These material objects are talismans of different metals or from natural sources, all defined by a specific shape that allows Will to thread them on his belt. The author has herself drawn deep from ancient traditions and symbols for these: the belt is a kind of girdle which had significance in native tales and cultures as a sign of power; the talismans can be visualised as an X-shaped cross in a circle, less like Dark Age Celtic wheeled crosses (because they have to be threaded on Will’s belt) and more like prehistoric wheel pendants found in Switzerland or the four-spoked wheels of the famous Danish sun chariot found at Trundholm. In terms of the cycle of the year, with Christmas being one of the traditional quarter-days in England, this device then becomes most appropriate.
Cooper has been most magpie-like in her details, drawing from Old Germanic lore (a ship burial), Welsh mythological figures (Merlin, say, or Math ap Mathonwy), English folklore (Herne the Hunter in Windsor Forest, Wayland and his smithy), Buckinghamshire topography (Dorney Court, for example, is a model for the local manor house) and generalised pagan customs (greenery indoors, the Yule log, the prehistoric so-called Sorcerer cave painting in the Cave of the Trois-Frères, France). The whole adds up to an undefined, almost miasmic, sense of antiquity into which her innocent 20th-century Stanton family is placed, unconscious of all except the persistent seasonal blizzards and unreasonable cold.

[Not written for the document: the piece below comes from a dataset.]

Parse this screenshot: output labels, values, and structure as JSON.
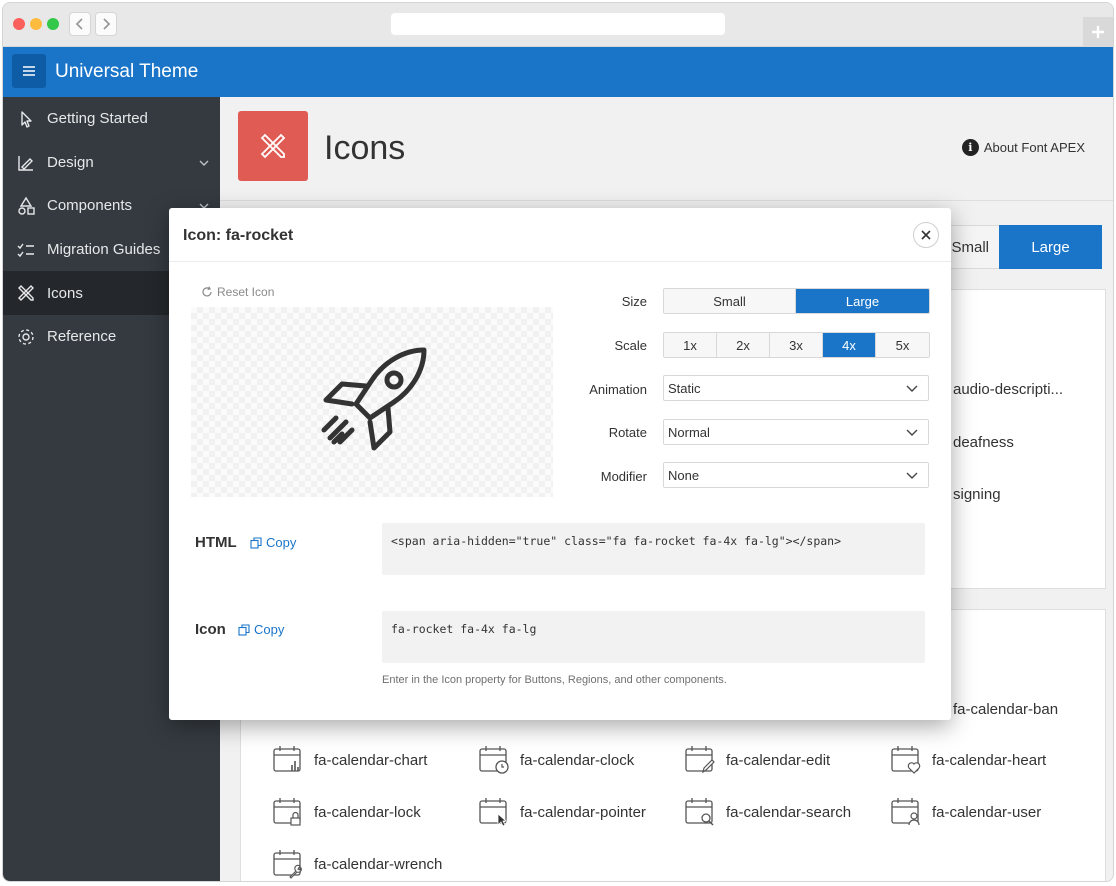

Cooper is good at evoking nightmarish fear, particularly near the beginning when Will has an overwhelming sense of an unseen malevolence threatening him, but also when Hawkins — the Walker — proves increasingly unreliable and when Will’s family members are put in danger. Will himself is, to me, a more enigmatic figure, perhaps arising from this reader being unsure whether to sympathise with him as a young lad faced with difficult adult choices or to respect him as a powerful if impersonal wielder of ancient magic. Young one or Old One, which one is he? And yet his gently bickering siblings and his bumbling parents are all too recognisable — we know where we are with such relationships.
The Dark is Rising is too rich and complex a novel to sum up in a short review, and all I can do is hint at its complex richness — it’s like the traditional, very heady Christmas cake chockful of ingredients soaked in spirits and served with a dollop of snowy-white cream. It has resounding echoes of the icy landscapes other children’s classics, notably The Lion, the Witch, and the Wardrobe (1950) and, even more, The Box of Delights (1935); in fact, Hawkins (who first appears as a tramp) brought to my mind the figure of Masefield’s itinerant Punch and Judy man, Cole Hawlings. Though I didn’t feel as engaged with Will as I expected, and remain rather unconvinced by the nature of the elemental magic, there’s no doubt that its dream quality shading into nightmare is the perfect midwinter accompaniment to seasonal festivities, a reminder that the cosy indoors has just a thin barrier between it and the bleak darkness outside.
Will’s Signs have a contemporary ring, don’t they: when Cooper was writing the logo of the Campaign for Nuclear Disarmament was very familiar to the public, its distinctive four-armed device in a circle not too dissimilar to Will’s symbol. In our own times, of course, the stylised hourglass set in a circle that is the Extinction Symbol is even closer in design than the CND device, paralleling the warnings of climate and environmental disaster contained in TDIR .